Marge and Gower were married in 1947, but divorced in 1973. Gower married again in 1976 and became a film director, but his career took a downturn for a few years until a sudden spectacular success with 42nd Street in 1980. He contracted leukemia, and, in fine theatrical tradition, died six hours before the first curtain-up of the show at the age of 61.

Marge also married again, became a choreographer and teacher, and has a star on the Hollywood Walk of Fame. At the time of writing, she is 89, and living in New York.

Selected Marge & Gower Champion videos
Smoke Gets In Your Eyes 1952
I Won't Dance 1952
Lovely To Look At
Someone To Watch Over Me
Show Boat (unfortunately minus original soundtrack)
Marge Champion - Archive Interview - 10-part Archive of American Television on YouTube.
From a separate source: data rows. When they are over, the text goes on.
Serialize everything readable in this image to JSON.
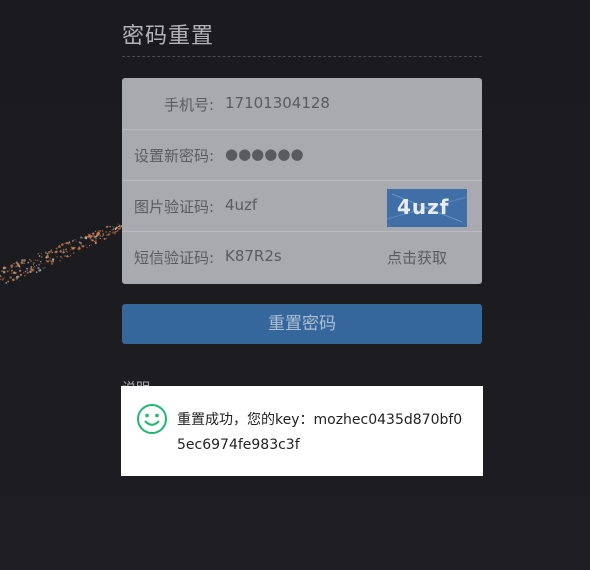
{
  "page": {
    "title": "密码重置"
  },
  "form": {
    "phone": {
      "label": "手机号:",
      "value": "17101304128"
    },
    "new_password": {
      "label": "设置新密码:",
      "value": "●●●●●●"
    },
    "image_captcha": {
      "label": "图片验证码:",
      "value": "4uzf",
      "captcha_image_text": "4uzf"
    },
    "sms_code": {
      "label": "短信验证码:",
      "value": "K87R2s",
      "action_label": "点击获取"
    }
  },
  "reset_button": {
    "label": "重置密码"
  },
  "notes": {
    "heading": "说明"
  },
  "toast": {
    "icon": "smile-icon",
    "message": "重置成功，您的key：mozhec0435d870bf05ec6974fe983c3f"
  },
  "colors": {
    "background": "#1c1c21",
    "form_bg": "#a9aab0",
    "button_bg": "#36679c",
    "toast_icon": "#1fb86f",
    "captcha_bg": "#3f6fa6"
  }
}
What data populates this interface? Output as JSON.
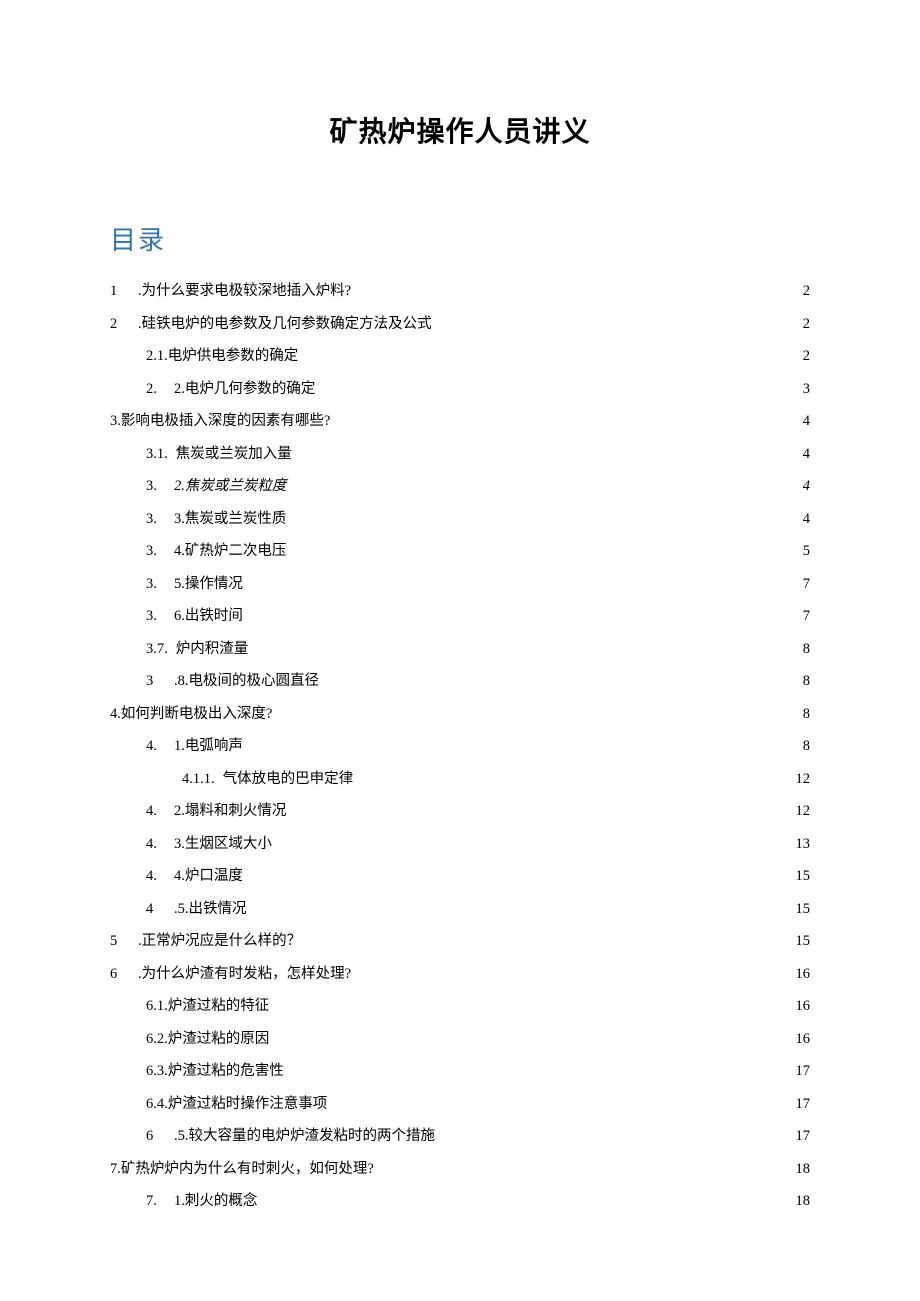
{
  "title": "矿热炉操作人员讲义",
  "toc_heading": "目录",
  "toc": [
    {
      "level": 1,
      "num": "1",
      "text": ".为什么要求电极较深地插入炉料?",
      "page": "2"
    },
    {
      "level": 1,
      "num": "2",
      "text": ".硅铁电炉的电参数及几何参数确定方法及公式",
      "page": "2"
    },
    {
      "level": 2,
      "num": "",
      "text": "2.1.电炉供电参数的确定",
      "page": "2"
    },
    {
      "level": 2,
      "num": "2.",
      "text": "2.电炉几何参数的确定",
      "page": "3"
    },
    {
      "level": 1,
      "num": "",
      "text": "3.影响电极插入深度的因素有哪些?",
      "page": "4"
    },
    {
      "level": 2,
      "num": "3.1.",
      "text": "焦炭或兰炭加入量",
      "page": "4"
    },
    {
      "level": 2,
      "num": "3.",
      "text": "2.焦炭或兰炭粒度",
      "page": "4",
      "italic": true
    },
    {
      "level": 2,
      "num": "3.",
      "text": "3.焦炭或兰炭性质",
      "page": "4"
    },
    {
      "level": 2,
      "num": "3.",
      "text": "4.矿热炉二次电压",
      "page": "5"
    },
    {
      "level": 2,
      "num": "3.",
      "text": "5.操作情况",
      "page": "7"
    },
    {
      "level": 2,
      "num": "3.",
      "text": "6.出铁时间",
      "page": "7"
    },
    {
      "level": 2,
      "num": "3.7.",
      "text": "炉内积渣量",
      "page": "8"
    },
    {
      "level": 2,
      "num": "3",
      "text": ".8.电极间的极心圆直径",
      "page": "8"
    },
    {
      "level": 1,
      "num": "",
      "text": "4.如何判断电极出入深度?",
      "page": "8"
    },
    {
      "level": 2,
      "num": "4.",
      "text": "1.电弧响声",
      "page": "8"
    },
    {
      "level": 3,
      "num": "4.1.1.",
      "text": "气体放电的巴申定律",
      "page": "12"
    },
    {
      "level": 2,
      "num": "4.",
      "text": "2.塌料和刺火情况",
      "page": "12"
    },
    {
      "level": 2,
      "num": "4.",
      "text": "3.生烟区域大小",
      "page": "13"
    },
    {
      "level": 2,
      "num": "4.",
      "text": "4.炉口温度",
      "page": "15"
    },
    {
      "level": 2,
      "num": "4",
      "text": ".5.出铁情况",
      "page": "15"
    },
    {
      "level": 1,
      "num": "5",
      "text": ".正常炉况应是什么样的？",
      "page": "15"
    },
    {
      "level": 1,
      "num": "6",
      "text": ".为什么炉渣有时发粘，怎样处理?",
      "page": "16"
    },
    {
      "level": 2,
      "num": "",
      "text": "6.1.炉渣过粘的特征",
      "page": "16"
    },
    {
      "level": 2,
      "num": "",
      "text": "6.2.炉渣过粘的原因",
      "page": "16"
    },
    {
      "level": 2,
      "num": "",
      "text": "6.3.炉渣过粘的危害性",
      "page": "17"
    },
    {
      "level": 2,
      "num": "",
      "text": "6.4.炉渣过粘时操作注意事项",
      "page": "17"
    },
    {
      "level": 2,
      "num": "6",
      "text": ".5.较大容量的电炉炉渣发粘时的两个措施",
      "page": "17"
    },
    {
      "level": 1,
      "num": "",
      "text": "7.矿热炉炉内为什么有时刺火，如何处理?",
      "page": "18"
    },
    {
      "level": 2,
      "num": "7.",
      "text": "1.刺火的概念",
      "page": "18"
    }
  ]
}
The Bee

The Bee by Hideki Noda and Colin Teevan at Soho Theatre

It has to be said, I approached The Bee with some misgivings. I wasn’t keen on the long journey, I’d never been to Soho Theatre before and the script hadn’t looked particularly promising. However, critics had raved and, as a playwright, I felt I should see it.

My map wasn’t up to much and most of the streets were boarded for building work, so it took a while and a lot of asking directions before I found Soho Theatre. I was expecting a small arts theatre rather like our own Phoenix, but was surprised to find a very large theatre with three separate stages and a smart cafe-bar. The upstairs theatre was pleasantly laid out with comfortably padded benches, and the staff were friendly and helpful. Good start.

The action takes place on a vermilion stage laid out with a few simple artefacts, against a mirrored wall at the back which becomes transparent from time to time as scenes are played behind it. Mr Ido comes home after work to find his house barricaded and himself surrounded by eager reporters. It transpires that Ogoro, a murderous criminal, has escaped from prison and is holding Mr Ido’s wife and son hostage. Ido is a peaceable man, but the ineptitude of the police and Ogoro’s refusal to enter into negotiations enrages him and he goes to Ogoro’s own house and takes his wife and son hostage in retaliation.

Ido takes over the role of husband and father in Ogoro’s house, and when Ogoro still refuses to cooperate, cuts off one of his son’s fingers and posts it to him (some neat work with pencils that nevertheless makes you wince). Ogoro responds with one of Ido’s son’s fingers. Ido sends another back, so does Ogoro, until there are no more fingers left. The play ends inconclusively with Ogoro’s wife and son dead and Ido preparing to cut off one of his own fingers.

The play is very much in the spirit of modern drama, and ‘theatrical’ in its best sense; that is, of the theatre. Not film or realistic telly drama, but suited to the demands of a stage, where realism can take a back seat. It’s highly stylised, with nods to Japanese Manga and Kabuki, and by turns funny, playful, shocking and beautiful, and it grips you from start to finish. Two images that remain with me are a family group eating noodles that are represented by elastic bands, and Ido sharing a bed with Ogoro’s wife and son on a stage littered with pink petals to the Humming Chorus from Madam Butterfly.

In the role-reversal tradition of Kabuki, Ido and Ogoro’s wife are played by female and male actors. It works well - Kathryn Hunt makes a very convincing Ido, and Hideki Noda is a delicate Wife. There are only four actors in the cast, so two have to double up a good deal, with considerable ingenuity. A play like this needs very strong direction, and as Noda does his own directing, you feel that everyone knows exactly what they’re doing.

I confess that the significance of the bee, which makes two brief ‘appearances’, eludes me, and there have been several speculations, but it’s probably symbolic of something. I’d be glad of enlightenment.

Further reading:
Noda Hideki
Discussion with Hideki Noda and Randy Gener on The Bee.